The $14 million hotel is being developed by David Bateman and a group of investors that includes Chuck DeLauriers, David Shamoian, formerly of the Peabody Hotel Group, and Hart Hotels Inc., a New York-based entity that owns 10 hotels and manages a number of others.
Its target audience is not the conventioneer, but the tourist and business traveler.
"Ours is the corporate and leisure market," Strauss said. "If you rely on meetings, that doesn't work in the Old Port."
The hotel's most distinctive feature is an attractive courtyard that's concealed from passers-by on Fore and Union streets. The Garden, as it's called, has a vaguely European flavor, with a fountain, raised flower beds, and tables and chairs for dinner or drinks.
The interior of the hotel was designed by DiLeonardo International, whose portfolio includes more than 1,000 hotels, casinos and conference centers around the world.
The hotel's public spaces include a tastefully appointed restaurant with large windows onto the courtyard. The 87 guest rooms and 13 suites strive for Old World elegance -- all feature large, custom armoires and 250-thread linens, for example -- with decidedly modern amenities, including cordless, two-way speaker phones, wireless high-speed Internet access, and 110 free television channels.
Although the hotel's exterior has drawn some harsh criticism from local architects, who say its eclectic design is inauthentic and detracts from other buildings in the historic district, Strauss believes that any press is good press.
"It's only helped increase awareness of the hotel," she said. "People have been very supportive."
The rate for a room without a view of the courtyard is $229; it's $249 for a room with a view; and it's $329 for a suite with a jacuzzi.
Prices at the nearby Portland Regency Hotel are comparable during the summer, but much lower in the winter. By comparison, a standard room at the Eastland Park Hotel costs $119 during the summer, and a suite costs $189.
"The higher-end the product, the higher the rate you can get," said Strauss.
"We think our competition is the Harraseeket Inn, the Inn By The Sea, the Samoset, places like that.
"But we're downtown," she added.
To enhance its image, the Portland Harbor Hotel is seeking to become the city's only four-diamond hotel.

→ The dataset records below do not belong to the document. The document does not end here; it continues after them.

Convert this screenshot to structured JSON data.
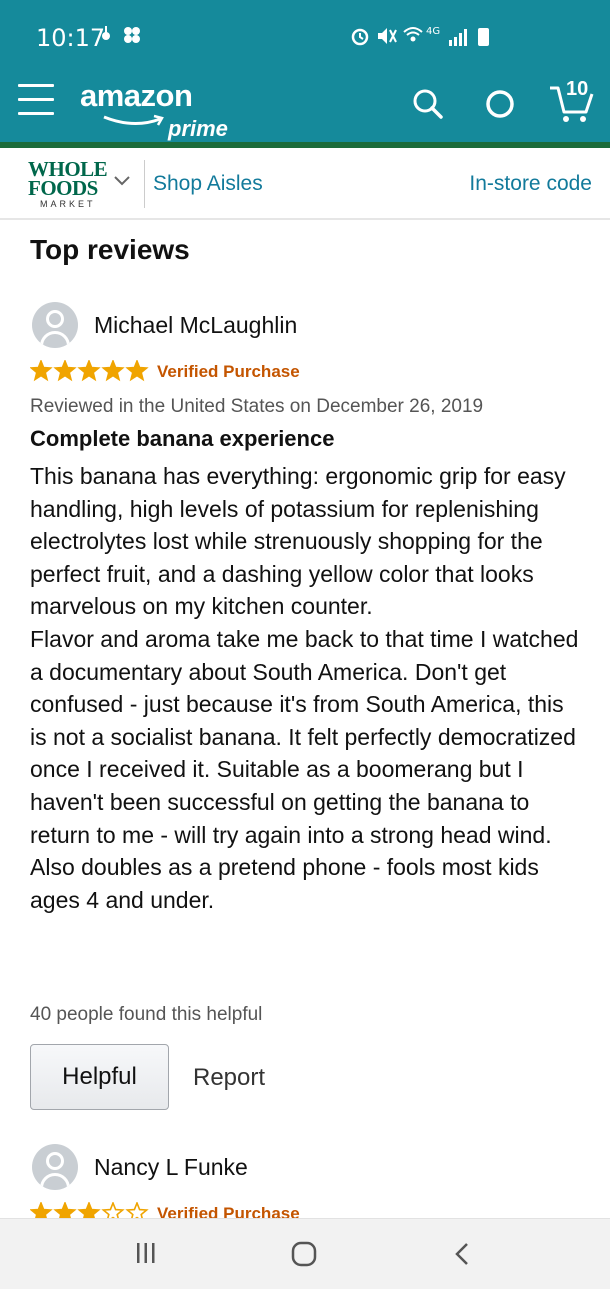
{
  "status_bar": {
    "time": "10:17",
    "network": "4G"
  },
  "app_header": {
    "logo_text": "amazon",
    "logo_sub": "prime",
    "cart_count": "10",
    "icons": [
      "menu-icon",
      "search-icon",
      "alexa-icon",
      "cart-icon"
    ],
    "background_color": "#158a9b"
  },
  "subnav": {
    "brand_line1": "WHOLE",
    "brand_line2": "FOODS",
    "brand_line3": "MARKET",
    "shop_aisles": "Shop Aisles",
    "instore_code": "In-store code",
    "link_color": "#127a9b"
  },
  "reviews_section": {
    "title": "Top reviews",
    "reviews": [
      {
        "reviewer": "Michael McLaughlin",
        "rating": 5,
        "max_rating": 5,
        "badge": "Verified Purchase",
        "date_line": "Reviewed in the United States on December 26, 2019",
        "title": "Complete banana experience",
        "body": "This banana has everything: ergonomic grip for easy handling, high levels of potassium for replenishing electrolytes lost while strenuously shopping for the perfect fruit, and a dashing yellow color that looks marvelous on my kitchen counter.\nFlavor and aroma take me back to that time I watched a documentary about South America. Don't get confused - just because it's from South America, this is not a socialist banana. It felt perfectly democratized once I received it. Suitable as a boomerang but I haven't been successful on getting the banana to return to me - will try again into a strong head wind. Also doubles as a pretend phone - fools most kids ages 4 and under.",
        "helpful_count": "40 people found this helpful",
        "helpful_button": "Helpful",
        "report_link": "Report"
      },
      {
        "reviewer": "Nancy L Funke",
        "rating": 3,
        "max_rating": 5,
        "badge": "Verified Purchase"
      }
    ]
  },
  "colors": {
    "star": "#f0a400",
    "verified": "#c45500"
  }
}
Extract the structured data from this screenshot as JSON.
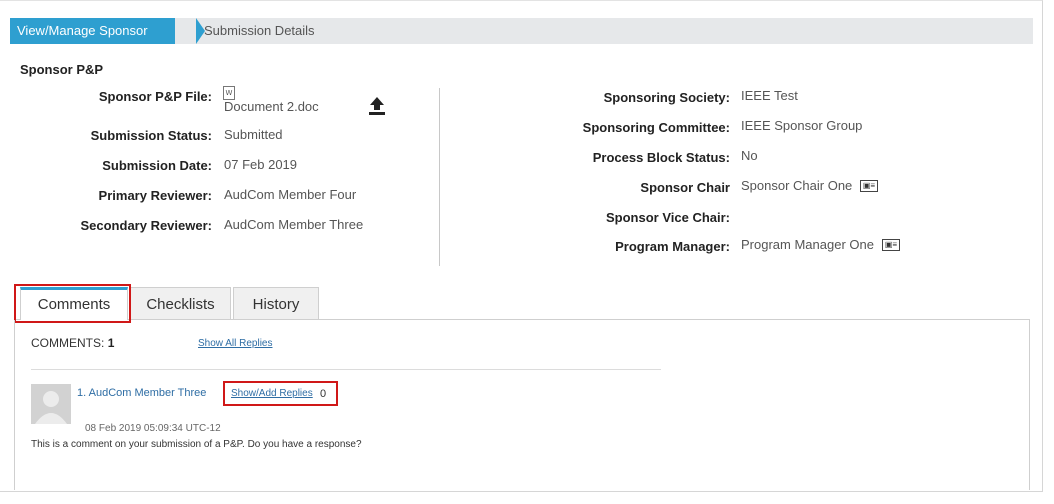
{
  "breadcrumb": {
    "items": [
      "View/Manage Sponsor P&Ps",
      "Submission Details"
    ]
  },
  "section_title": "Sponsor P&P",
  "left_fields": {
    "file_label": "Sponsor P&P File:",
    "file_name": "Document 2.doc",
    "status_label": "Submission Status:",
    "status_value": "Submitted",
    "date_label": "Submission Date:",
    "date_value": "07 Feb 2019",
    "primary_label": "Primary Reviewer:",
    "primary_value": "AudCom Member Four",
    "secondary_label": "Secondary Reviewer:",
    "secondary_value": "AudCom Member Three"
  },
  "right_fields": {
    "society_label": "Sponsoring Society:",
    "society_value": "IEEE Test",
    "committee_label": "Sponsoring Committee:",
    "committee_value": "IEEE Sponsor Group",
    "block_label": "Process Block Status:",
    "block_value": "No",
    "chair_label": "Sponsor Chair",
    "chair_value": "Sponsor Chair One",
    "vice_label": "Sponsor Vice Chair:",
    "vice_value": "",
    "pm_label": "Program Manager:",
    "pm_value": "Program Manager One"
  },
  "tabs": [
    {
      "label": "Comments"
    },
    {
      "label": "Checklists"
    },
    {
      "label": "History"
    }
  ],
  "comments": {
    "count_label": "COMMENTS:",
    "count": "1",
    "show_all": "Show All Replies",
    "item": {
      "author": "1. AudCom Member Three",
      "show_add": "Show/Add Replies",
      "reply_count": "0",
      "timestamp": "08 Feb 2019 05:09:34 UTC-12",
      "text": "This is a comment on your submission of a P&P. Do you have a response?"
    }
  },
  "colors": {
    "accent": "#2e9fd0",
    "highlight": "#d01818",
    "link": "#2e6da4"
  },
  "icons": [
    "word-doc-icon",
    "upload-icon",
    "contact-card-icon",
    "avatar-placeholder"
  ]
}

Bestowed by AAA, the widely recognized rating reflects an "exceptional degree of hospitality, service and attention to detail, while offering upscale facilities and a variety of amenities."
David Siegel, executive director of the Maine Innkeepers Association, said despite the 60 percent occupancy rate in Portland, there is reason to think that another hotel could do well.
He points out that in the wake of Sept. 11, many more people are traveling by car, which is good news for a place, like Portland, that's within six hours of New York City and just two hours from Boston.
"We're well positioned to capture folks who otherwise might have gone overseas or to California," said Siegel. "The segment of the market that's been hit most heavily has been the convention and meeting market, which we don't rely on as much in Maine."
The latest numbers from the Maine Office of Tourism suggest that the state may be benefiting from people's desire to stay closer to home. Lodging sales in April -- the latest month for which figures are available -- were up 4 percent over last year.
"I think we're poised for a pretty good season," Siegel said.
No one is hoping that's true more than the developers of the Portland Harbor Hotel.
-----To see more of the Portland Press Herald, or to subscribe to the newspaper, go to http://www.portland.com
(c) 2002, Portland Press Herald, Maine. Distributed by Knight Ridder/Tribune Business News. HLT, SXC,